Our response to the Government’s AI White Paper

We recently responded to a consultation on the Government White Paper “AI regulation: a pro-innovation approach”.

Our submission on the paper made it clear that the Government needs to reconsider its approach to artificial intelligence (AI) to better consider the concerns of authors, whose works are used without their permission, to develop AI models.

We believe it is important that any action taken on AI that relates to authors must ensure that it is utilised as a tool for the creative work of authors, and not as a means to bypass remuneration for their work. It is vitally important to ensure that authors are properly remunerated for the use of their work.

There must be transparency where their work is used in any way, specifying what has been used and how. Authors have a moral right to have their work attributed to them and the right to object to certain uses of their work: new technologies must not bypass this.

The existing copyright framework and licensing opportunities offer effective opportunity for the development and use of AI where authors’ works are concerned.
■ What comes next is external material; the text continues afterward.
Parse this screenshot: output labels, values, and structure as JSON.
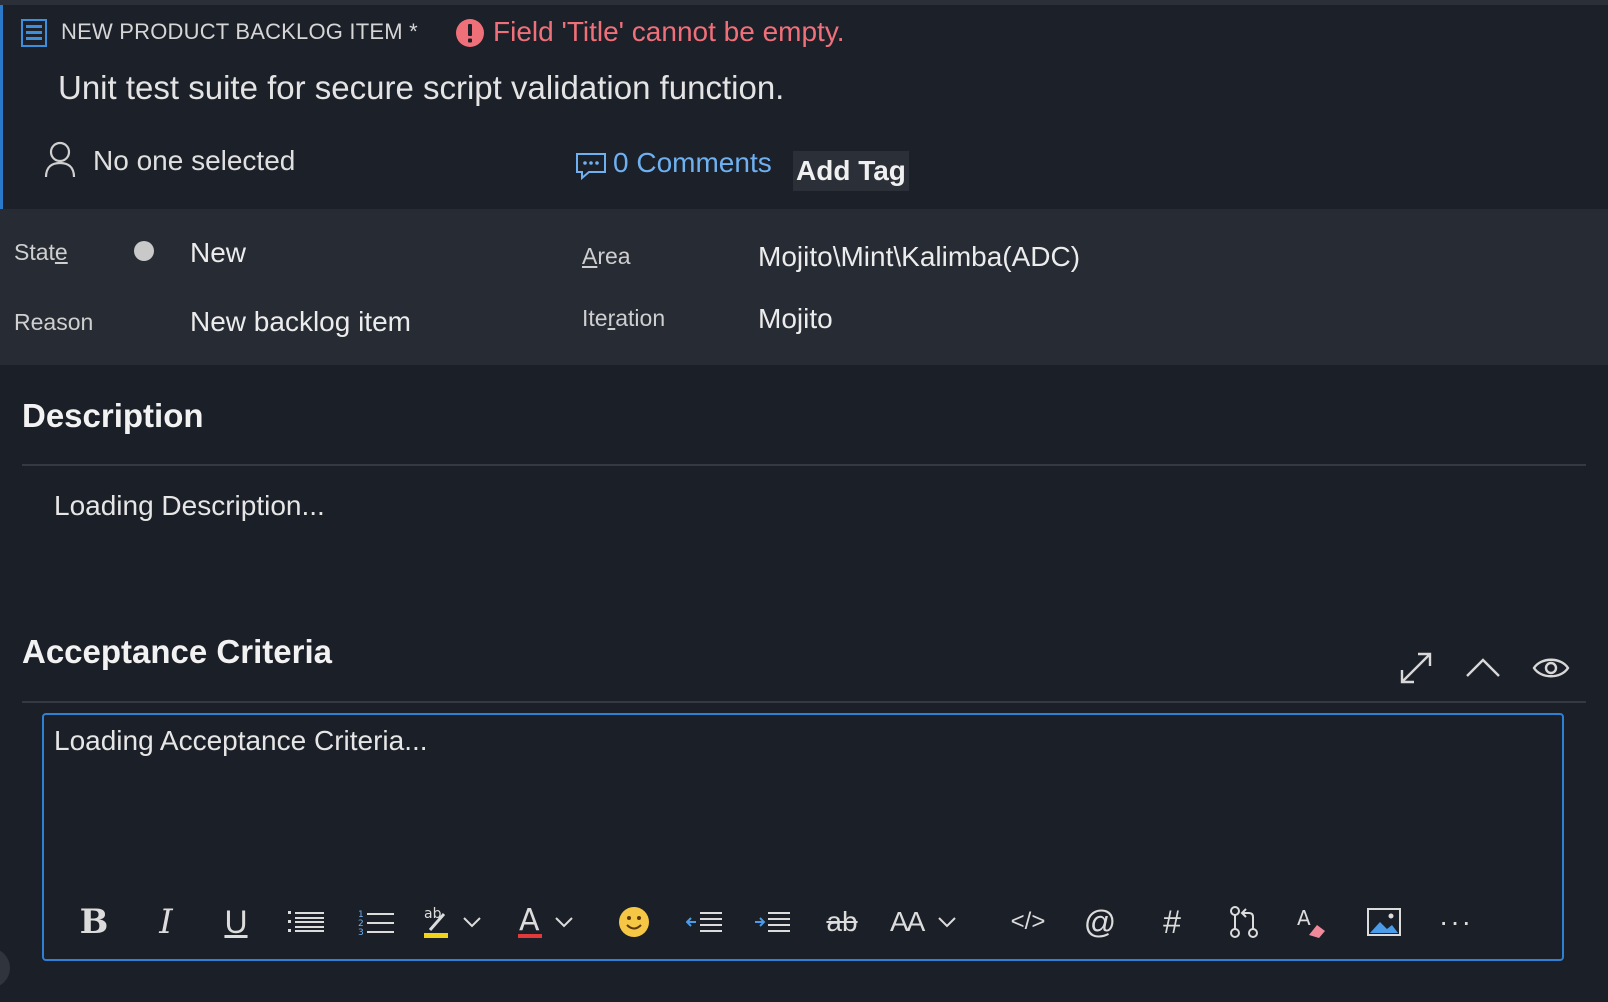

AI developers and users must work within this framework that allows access and use alongside remuneration and fair treatment of authors.
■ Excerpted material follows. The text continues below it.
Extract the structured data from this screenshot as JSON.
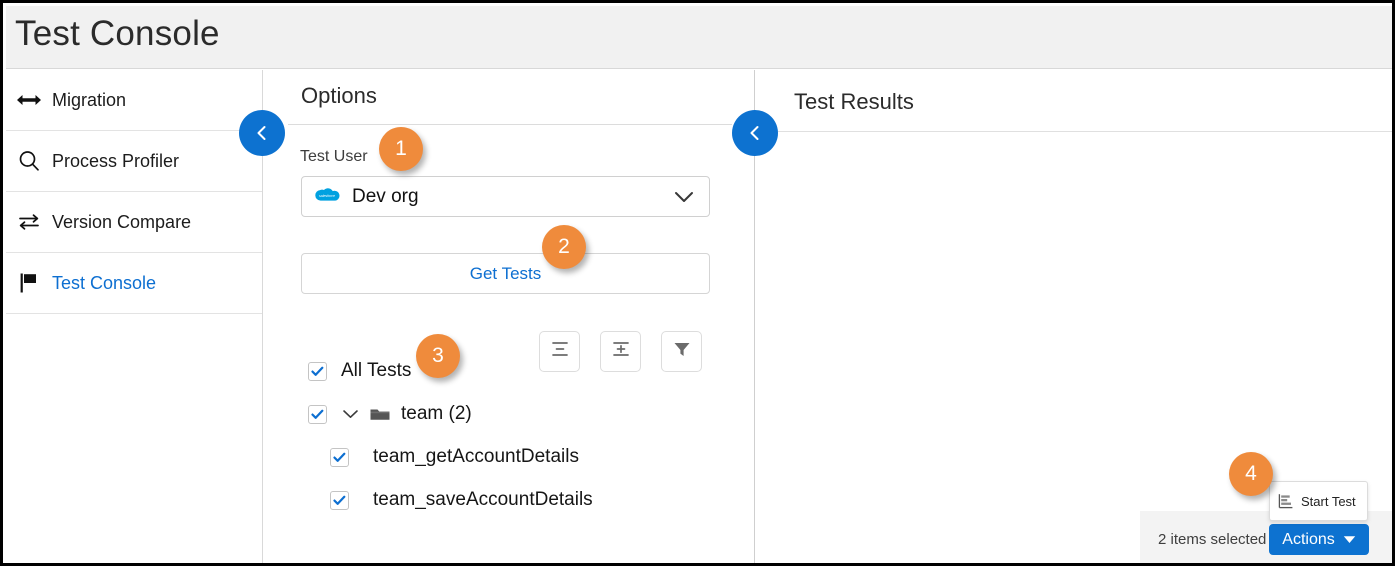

You can read our response in full here.

ALCS Principles for AI 

We have already outlined our principles for AI that we urge the Government to incorporate in further work in the field of AI.

We believe that AI has the potential to benefit authors and support their creativity, but only if the technology develops in a way that recognises its reliance on the works of authors to function. For this to become a reality, we need an effective and appropriate policy framework.
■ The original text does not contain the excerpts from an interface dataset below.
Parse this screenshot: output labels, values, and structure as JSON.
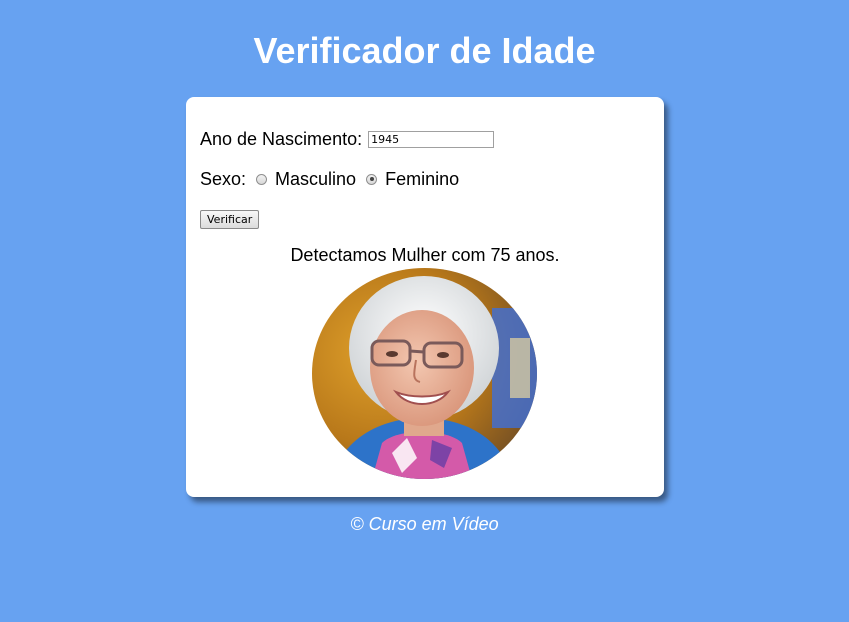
{
  "header": {
    "title": "Verificador de Idade"
  },
  "form": {
    "year_label": "Ano de Nascimento:",
    "year_value": "1945",
    "sex_label": "Sexo:",
    "option_male": "Masculino",
    "option_female": "Feminino",
    "selected_sex": "Feminino",
    "submit_label": "Verificar"
  },
  "result": {
    "message": "Detectamos Mulher com 75 anos.",
    "image_icon": "elderly-woman-photo"
  },
  "footer": {
    "text": "© Curso em Vídeo"
  },
  "colors": {
    "background": "#67a2f1",
    "card": "#ffffff",
    "title": "#ffffff"
  }
}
Human authors should be compensated for their work and know when their work is used. New technologies must respect the established precedent of no use without payment. Licensing is an effective way of ensuring authors are paid for use of their work. Authors must have transparent information regarding when and how their work has been used.

Technological developments must not be used to undermine authors’ rights. New developments in technology cannot be used as an excuse to erode the established fundamental rights of authors.

Licensing terms should be carefully considered to ensure they include every use of an author’s work. New technologies are capable of analysing an existing work and using the content to create many other works. Authors should be compensated every time their work has been used to create something new, not just when their work is first analysed.

Stakeholders must acknowledge the limitations of AI. AI is trained on data created by humans, and so has a tendency to repeat and reinforce human biases and misconceptions.

Policymakers and industry should seek applications of AI that supports creatives. If AI is used to diminish the role of creatives on the creative process, it will have devastating cultural and economic consequences.

You can read our AI principles in full here.